They made jokes.
After scoring a goal in the Kraken’s win over Edmonton on Friday night, defenseman Adam Larrson drew chuckles when he told media members not to get used to it. Asked to describe his goal, Colin Blackwell said he “blacked out.” Head coach Dave Hakstol closed his press conference with a back-and-forth about assistant coach Paul McFarland, who was hit in the head with a puck during the game.
“Actually glad that one hit him because I did see it,” Hakstol said with a smirk on his way out the door.
The mood after Friday’s game was a far cry from the quiet, frustrated press conferences of November. There wasn’t much to joke about when the Kraken were in the midst of a six-game losing streak, having dropped eight out of their last nine. Instead of teasing, the players lamented the team’s tendency to find ways to lose. But that hasn’t been the case lately.
“Everything’s great,” Blackwell said when asked about the team’s recent mood.
It’s easy to see why.
Winners of five of their last seven, the Kraken are on an upward swing. Their 5-1-1 record — good for 11 points — since Nov. 21 is tied with Minnesota (5-0-1, 11 points) for the NHL’s best mark in that span. Seattle has also registered points in four straight games.
“I think we’re getting a lot of good efforts from everybody,” Blackwell said. “I think that’s what it takes to win in this league. There’s positivity around the room. You see it on the bench, too. Somebody might not win a battle — or maybe you do win a battle — everybody is kind of cheering each other on and that’s what it takes to kind of motivate one another and support one another. Good things are happening for us.”
The success on the ice has translated to a lighter atmosphere and energetic practices. And as Hakstol and his players spoke after the victory over Edmonton, the word “identity” came up again and again. A month ago, they were talking about searching for one. Now, they seem to have found it.
“I think it’s just the confidence,” defenseman Carson Soucy said Friday of the team’s shift in mood. “Last home stand we beat some good teams and then we went on the road and beat some good teams, too. I think it’s confidence in our game and what we have to do to be successful.

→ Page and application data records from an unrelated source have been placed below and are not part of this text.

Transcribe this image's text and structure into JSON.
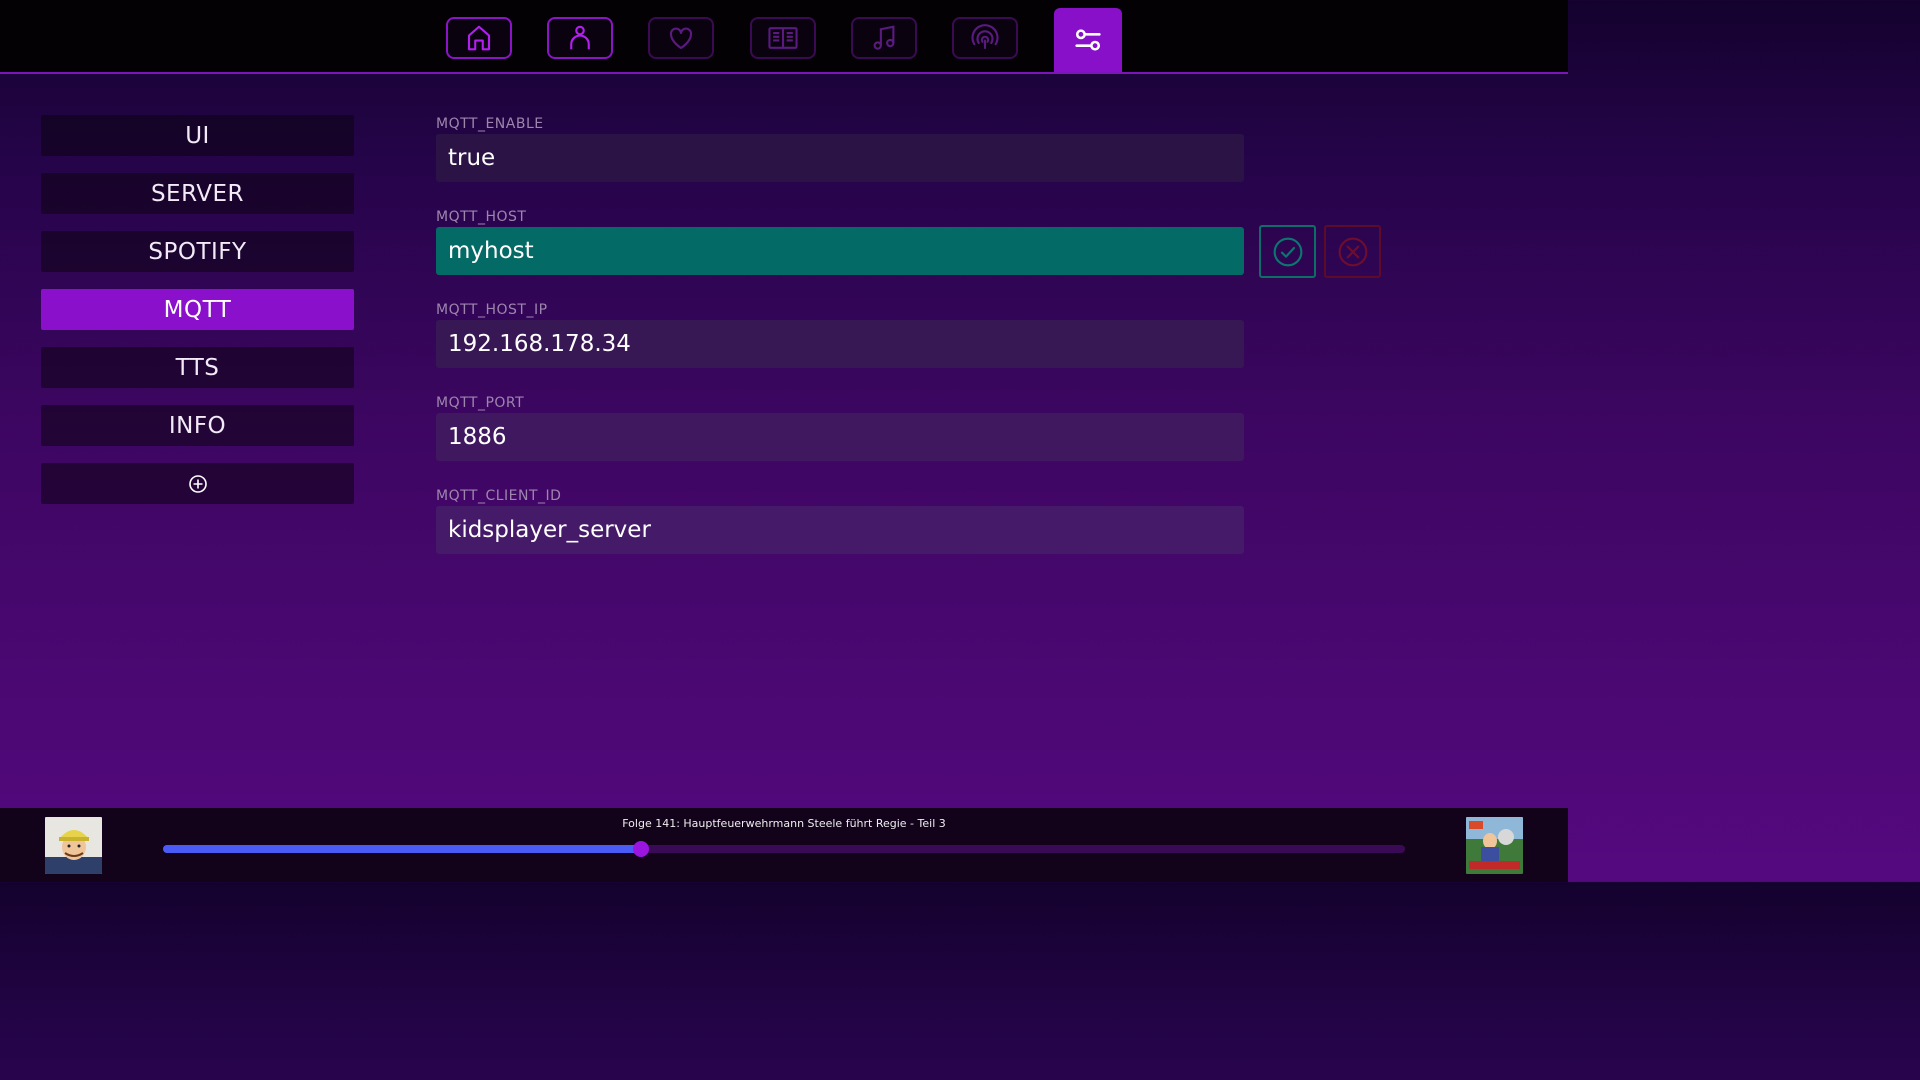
{
  "nav": {
    "tabs": [
      {
        "name": "home-icon"
      },
      {
        "name": "person-icon"
      },
      {
        "name": "heart-icon"
      },
      {
        "name": "book-icon"
      },
      {
        "name": "music-icon"
      },
      {
        "name": "podcast-icon"
      },
      {
        "name": "settings-sliders-icon"
      }
    ],
    "active": "settings-sliders-icon"
  },
  "sidebar": {
    "items": [
      {
        "label": "UI"
      },
      {
        "label": "SERVER"
      },
      {
        "label": "SPOTIFY"
      },
      {
        "label": "MQTT"
      },
      {
        "label": "TTS"
      },
      {
        "label": "INFO"
      }
    ],
    "active": "MQTT",
    "add_icon": "add-circle-icon"
  },
  "form": {
    "fields": [
      {
        "label": "MQTT_ENABLE",
        "value": "true"
      },
      {
        "label": "MQTT_HOST",
        "value": "myhost"
      },
      {
        "label": "MQTT_HOST_IP",
        "value": "192.168.178.34"
      },
      {
        "label": "MQTT_PORT",
        "value": "1886"
      },
      {
        "label": "MQTT_CLIENT_ID",
        "value": "kidsplayer_server"
      }
    ],
    "editing": "MQTT_HOST",
    "confirm_icon": "check-circle-icon",
    "cancel_icon": "x-circle-icon"
  },
  "player": {
    "track_title": "Folge 141: Hauptfeuerwehrmann Steele führt Regie - Teil 3",
    "progress": 0.385
  },
  "colors": {
    "accent": "#8b10cc",
    "edit_field": "#046a65",
    "progress_fill": "#4a5cf5",
    "knob": "#9a16e0"
  }
}
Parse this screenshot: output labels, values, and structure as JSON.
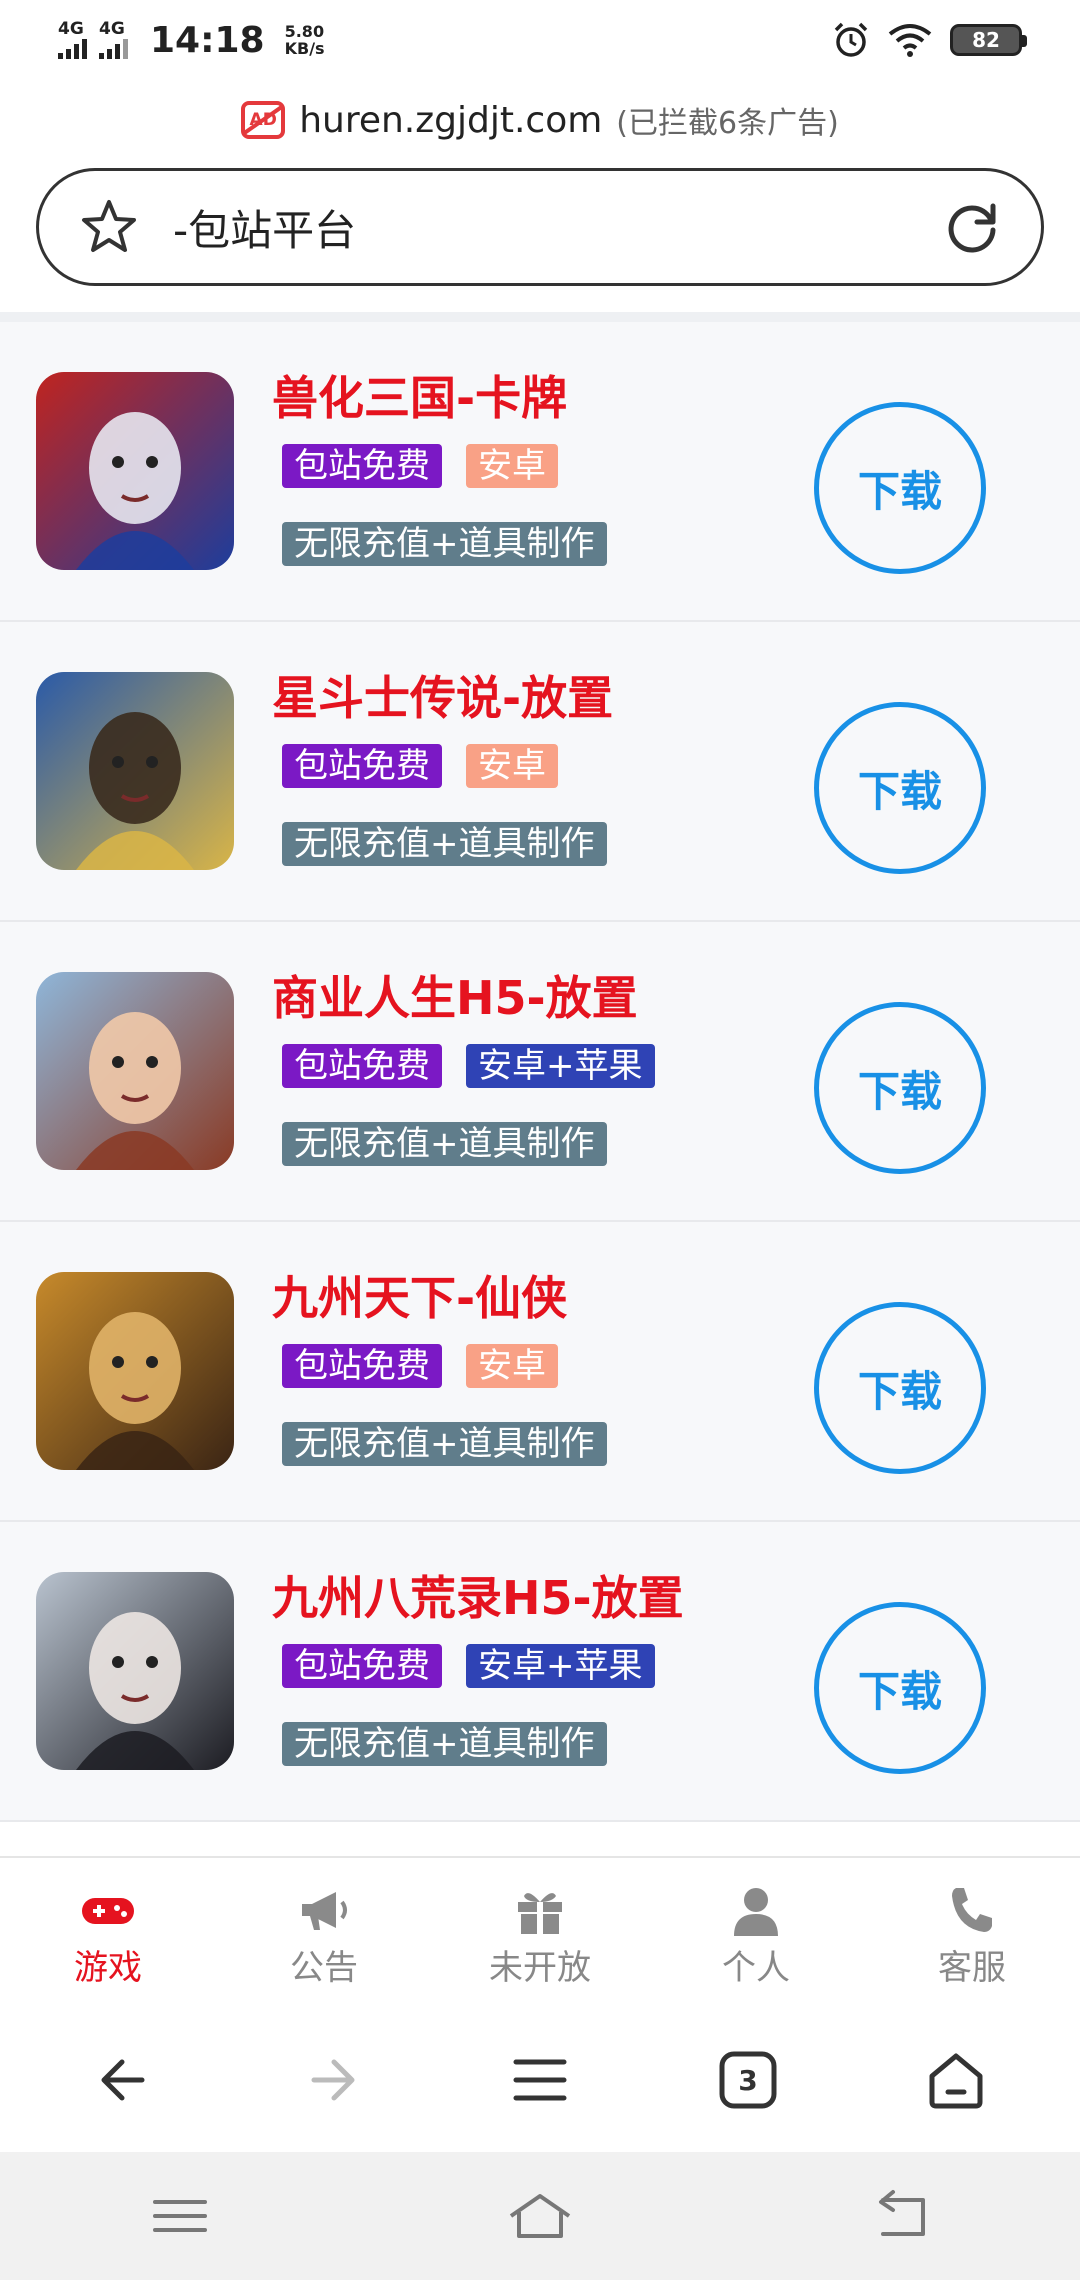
{
  "status_bar": {
    "net1": "4G",
    "net2": "4G",
    "time": "14:18",
    "speed_value": "5.80",
    "speed_unit": "KB/s",
    "battery": "82"
  },
  "url_row": {
    "domain": "huren.zgjdjt.com",
    "ad_note": "(已拦截6条广告)",
    "ad_icon_text": "AD"
  },
  "search": {
    "text": "-包站平台"
  },
  "games": [
    {
      "title": "兽化三国-卡牌",
      "tags": [
        {
          "label": "包站免费",
          "style": "purple"
        },
        {
          "label": "安卓",
          "style": "orange"
        }
      ],
      "feature": "无限充值+道具制作",
      "download": "下载",
      "thumb_colors": [
        "#c0241f",
        "#1d3d9c",
        "#e7e7ef"
      ]
    },
    {
      "title": "星斗士传说-放置",
      "tags": [
        {
          "label": "包站免费",
          "style": "purple"
        },
        {
          "label": "安卓",
          "style": "orange"
        }
      ],
      "feature": "无限充值+道具制作",
      "download": "下载",
      "thumb_colors": [
        "#2a5aa8",
        "#d9b547",
        "#3a2b1e"
      ]
    },
    {
      "title": "商业人生H5-放置",
      "tags": [
        {
          "label": "包站免费",
          "style": "purple"
        },
        {
          "label": "安卓+苹果",
          "style": "blue"
        }
      ],
      "feature": "无限充值+道具制作",
      "download": "下载",
      "thumb_colors": [
        "#8fb6d9",
        "#8a3a24",
        "#f1c9a8"
      ]
    },
    {
      "title": "九州天下-仙侠",
      "tags": [
        {
          "label": "包站免费",
          "style": "purple"
        },
        {
          "label": "安卓",
          "style": "orange"
        }
      ],
      "feature": "无限充值+道具制作",
      "download": "下载",
      "thumb_colors": [
        "#c78a2b",
        "#3a2414",
        "#e0b268"
      ]
    },
    {
      "title": "九州八荒录H5-放置",
      "tags": [
        {
          "label": "包站免费",
          "style": "purple"
        },
        {
          "label": "安卓+苹果",
          "style": "blue"
        }
      ],
      "feature": "无限充值+道具制作",
      "download": "下载",
      "thumb_colors": [
        "#b9c3cf",
        "#1c1c22",
        "#ece6e2"
      ]
    }
  ],
  "tabs": [
    {
      "label": "游戏",
      "icon": "gamepad-icon",
      "active": true
    },
    {
      "label": "公告",
      "icon": "megaphone-icon",
      "active": false
    },
    {
      "label": "未开放",
      "icon": "gift-icon",
      "active": false
    },
    {
      "label": "个人",
      "icon": "person-icon",
      "active": false
    },
    {
      "label": "客服",
      "icon": "phone-icon",
      "active": false
    }
  ],
  "browser_nav": {
    "tab_count": "3"
  },
  "colors": {
    "accent_red": "#e5131f",
    "download_blue": "#1890e6",
    "tag_purple": "#7b19c5",
    "tag_orange": "#f9a186",
    "tag_blue": "#2f43b5",
    "tag_gray": "#607d8b"
  }
}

“I think we’re starting to see what that takes and how to do it night in and night out. Obviously, it’s not going to be perfect games but I think we’re closer to 60 minutes every night. I think just that confidence is kind of building.”
The difference in the Kraken from a month ago until now was on full display against Edmonton, a team that beat Seattle 5-2 on Nov. 1. This time around, the Kraken took control in the second period and then held off a comeback attempt from Connor McDavid and the high-powered Oilers. Thanks to a Seattle penalty, Edmonton even played the final 90 seconds with a six-on-four advantage.
“We have a little bit more cohesion,” Hakstol said. “That’s natural. That’s going to come with being in those situations together. There’s different people involved. The guys, especially down the stretch, did a pretty good job. We gave up (a goal) right after the power play. That’s one that made our job a little harder. But again, they made a good play and got within one. But from there, they took a deep breath and then went out and did our job from there.”
With 20 points, the Kraken are currently in seventh place in the Pacific Division and six points out of the final wild-card spot. They’ll have a chance to make up more ground over the remainder of this home stand. After facing Pittsburgh on Monday, Seattle will play Winnipeg and Columbus before heading back out on the road.
“We’re a much more mature group right now,” said forward Yanni Gourde. “We’re making better decisions. We know what to do. We’re confident in our group. We got to keep pushing.”